Visualize with angle on the horizontal axis and see if you can determine a pattern.  Be prepared to discuss the results when you can see how other groups did for data.

 

 

Angle

(deg)

Trial1

(cm)

Trial2

(cm)

Trial3

(cm)

Trial4

(cm)

Trial5

(cm)

Trial6

(cm)

Trial7

(cm)

Trial8

(cm)

Trial9

(cm)

Trial10

(cm)

Average

(cm)

80

 

 

 

 

 

 

 

 

 

 

 

70

 

 

 

 

 

 

 

 

 

 

 

60

 

 

 

 

 

 

 

 

 

 

 

45

 

 

 

 

 

 

 

 

 

 

 

30

 

 

 

 

 

 

 

 

 

 

 

20

 

 

 

 

 

 

 

 

 

 

 

10

 

 

 

 

 

 

 

 

 

 

 

0

 

 

 

 

 

 

 

 

 

 

 

 

Questions:

<!--[if !supportLists]-->1)     <!--[endif]--> As you go from 80 degrees to 10 degrees, what happens to how far the balls go?

<!--[if !supportLists]-->2)     <!--[endif]-->What seems to be the angle(s) that produce(s) the greatest distance?

<!--[if !supportLists]-->3)     <!--[endif]-->Does today’s angle match yesterday’s optimal angle?

<!--[if !supportLists]-->4)     <!--[endif]-->Can you account for the angle(s) being the most optimal?

<!--[if !supportLists]-->5)     <!--[endif]-->What would be the result if you fired the ball bearing with more force—would the discrepancy of optimal angle from yesterday’s optimal be greater or smaller?    

 

Were there any difficulties with obtaining or making sense of the data?  Consider the consistency of how hard the gun fired, seeing where the ball bearings landed, and making the measurements with the meter sticks.

 

Do you have a hypothesis to suggest?  If you had the time, how would you test the hypothesis and why? 

 


Fields
Name Units Type of Data
Angle
Degrees (0-90)
Number
Distance of Ball Bearing
cm
Number

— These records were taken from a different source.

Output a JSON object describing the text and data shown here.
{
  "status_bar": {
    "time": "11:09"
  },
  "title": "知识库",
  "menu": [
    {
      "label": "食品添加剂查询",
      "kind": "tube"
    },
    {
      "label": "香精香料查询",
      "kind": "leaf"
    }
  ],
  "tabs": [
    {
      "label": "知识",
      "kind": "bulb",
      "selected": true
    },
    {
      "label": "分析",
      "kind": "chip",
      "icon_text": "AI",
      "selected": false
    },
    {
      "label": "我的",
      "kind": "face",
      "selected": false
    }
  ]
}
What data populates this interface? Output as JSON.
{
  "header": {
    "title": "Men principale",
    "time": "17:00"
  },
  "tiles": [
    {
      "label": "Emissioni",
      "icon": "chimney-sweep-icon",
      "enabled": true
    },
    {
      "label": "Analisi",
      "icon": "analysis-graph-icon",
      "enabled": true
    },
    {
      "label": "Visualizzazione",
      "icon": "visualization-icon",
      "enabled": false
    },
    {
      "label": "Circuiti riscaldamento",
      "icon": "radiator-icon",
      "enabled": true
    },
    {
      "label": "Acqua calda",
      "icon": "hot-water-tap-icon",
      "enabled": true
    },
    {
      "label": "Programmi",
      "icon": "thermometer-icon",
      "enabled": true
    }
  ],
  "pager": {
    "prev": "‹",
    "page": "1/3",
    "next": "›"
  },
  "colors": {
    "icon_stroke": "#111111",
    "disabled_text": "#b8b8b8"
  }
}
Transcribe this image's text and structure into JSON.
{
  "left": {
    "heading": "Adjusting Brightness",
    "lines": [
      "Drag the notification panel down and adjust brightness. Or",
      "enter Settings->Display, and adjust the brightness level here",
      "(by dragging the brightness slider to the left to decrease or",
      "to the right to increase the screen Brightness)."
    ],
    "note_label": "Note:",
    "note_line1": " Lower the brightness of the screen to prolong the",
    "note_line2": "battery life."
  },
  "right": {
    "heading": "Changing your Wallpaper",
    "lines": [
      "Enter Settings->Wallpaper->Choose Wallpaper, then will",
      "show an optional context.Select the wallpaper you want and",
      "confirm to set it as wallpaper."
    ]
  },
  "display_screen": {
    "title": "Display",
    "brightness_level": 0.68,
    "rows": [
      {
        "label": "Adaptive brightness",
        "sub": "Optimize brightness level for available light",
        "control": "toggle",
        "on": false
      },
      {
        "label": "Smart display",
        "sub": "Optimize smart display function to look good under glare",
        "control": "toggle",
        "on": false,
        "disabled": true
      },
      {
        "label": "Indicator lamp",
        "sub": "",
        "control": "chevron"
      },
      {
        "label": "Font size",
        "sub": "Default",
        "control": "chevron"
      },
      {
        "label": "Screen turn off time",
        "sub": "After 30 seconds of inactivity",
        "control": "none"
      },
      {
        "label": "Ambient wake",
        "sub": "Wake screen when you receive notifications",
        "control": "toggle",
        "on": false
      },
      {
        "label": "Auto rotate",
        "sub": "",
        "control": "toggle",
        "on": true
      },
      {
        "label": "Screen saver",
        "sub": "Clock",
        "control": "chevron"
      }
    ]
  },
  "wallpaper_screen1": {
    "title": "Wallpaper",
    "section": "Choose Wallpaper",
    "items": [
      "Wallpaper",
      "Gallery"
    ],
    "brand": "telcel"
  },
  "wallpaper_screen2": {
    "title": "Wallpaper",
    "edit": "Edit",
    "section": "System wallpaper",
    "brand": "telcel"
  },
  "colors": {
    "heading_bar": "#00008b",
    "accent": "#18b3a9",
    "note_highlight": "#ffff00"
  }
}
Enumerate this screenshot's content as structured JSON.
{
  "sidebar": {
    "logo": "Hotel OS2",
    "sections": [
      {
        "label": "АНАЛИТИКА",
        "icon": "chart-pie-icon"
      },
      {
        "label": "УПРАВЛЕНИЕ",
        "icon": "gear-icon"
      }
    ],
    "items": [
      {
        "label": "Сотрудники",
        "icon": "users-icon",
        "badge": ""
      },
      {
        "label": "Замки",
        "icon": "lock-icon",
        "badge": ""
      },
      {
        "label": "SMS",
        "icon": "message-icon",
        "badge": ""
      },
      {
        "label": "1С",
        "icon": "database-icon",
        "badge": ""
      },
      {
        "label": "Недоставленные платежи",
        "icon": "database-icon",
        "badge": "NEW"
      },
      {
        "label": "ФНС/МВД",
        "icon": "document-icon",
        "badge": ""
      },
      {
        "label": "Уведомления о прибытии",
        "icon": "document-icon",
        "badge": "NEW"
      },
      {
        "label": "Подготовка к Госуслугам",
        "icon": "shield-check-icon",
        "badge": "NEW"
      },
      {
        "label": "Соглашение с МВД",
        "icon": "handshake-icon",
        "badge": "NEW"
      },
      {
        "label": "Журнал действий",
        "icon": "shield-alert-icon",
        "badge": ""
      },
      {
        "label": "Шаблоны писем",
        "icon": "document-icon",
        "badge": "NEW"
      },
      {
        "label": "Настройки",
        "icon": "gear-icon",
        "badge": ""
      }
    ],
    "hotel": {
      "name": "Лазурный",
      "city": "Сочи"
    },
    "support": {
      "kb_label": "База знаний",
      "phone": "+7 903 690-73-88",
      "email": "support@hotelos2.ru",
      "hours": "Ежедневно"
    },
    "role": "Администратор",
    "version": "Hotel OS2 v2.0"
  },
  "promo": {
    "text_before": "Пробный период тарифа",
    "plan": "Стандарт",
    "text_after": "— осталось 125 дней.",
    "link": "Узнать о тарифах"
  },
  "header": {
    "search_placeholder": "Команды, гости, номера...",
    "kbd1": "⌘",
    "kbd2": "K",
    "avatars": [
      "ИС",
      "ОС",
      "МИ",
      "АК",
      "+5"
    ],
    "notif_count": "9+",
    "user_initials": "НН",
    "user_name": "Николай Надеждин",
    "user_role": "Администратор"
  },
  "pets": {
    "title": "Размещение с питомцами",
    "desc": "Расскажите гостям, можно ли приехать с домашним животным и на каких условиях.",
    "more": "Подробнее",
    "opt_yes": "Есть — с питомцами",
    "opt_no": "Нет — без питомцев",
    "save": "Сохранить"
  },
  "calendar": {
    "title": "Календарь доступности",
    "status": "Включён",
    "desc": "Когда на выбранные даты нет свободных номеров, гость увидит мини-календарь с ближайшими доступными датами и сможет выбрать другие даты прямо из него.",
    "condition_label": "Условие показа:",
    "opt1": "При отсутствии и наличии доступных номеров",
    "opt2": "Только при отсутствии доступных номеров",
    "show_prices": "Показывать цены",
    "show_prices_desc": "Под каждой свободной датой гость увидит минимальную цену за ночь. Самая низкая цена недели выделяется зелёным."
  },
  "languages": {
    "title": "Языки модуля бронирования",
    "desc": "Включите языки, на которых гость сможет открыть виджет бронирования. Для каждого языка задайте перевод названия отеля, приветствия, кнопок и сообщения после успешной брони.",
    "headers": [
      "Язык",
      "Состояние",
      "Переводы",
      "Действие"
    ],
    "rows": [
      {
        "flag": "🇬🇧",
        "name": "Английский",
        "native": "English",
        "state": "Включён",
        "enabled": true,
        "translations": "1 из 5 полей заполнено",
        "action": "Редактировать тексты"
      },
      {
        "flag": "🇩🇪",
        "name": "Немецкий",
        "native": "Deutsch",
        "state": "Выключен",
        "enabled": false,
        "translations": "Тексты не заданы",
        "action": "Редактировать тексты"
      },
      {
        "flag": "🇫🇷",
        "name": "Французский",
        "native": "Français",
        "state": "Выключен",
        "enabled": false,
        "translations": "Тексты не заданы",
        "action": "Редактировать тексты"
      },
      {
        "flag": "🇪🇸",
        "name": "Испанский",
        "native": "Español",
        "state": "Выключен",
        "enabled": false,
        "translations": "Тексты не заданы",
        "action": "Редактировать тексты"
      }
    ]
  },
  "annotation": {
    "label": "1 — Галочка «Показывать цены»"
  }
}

Our Data
Name(s): ______________________________________
Date: _________________________________________

Angle Distance of Ball Bearing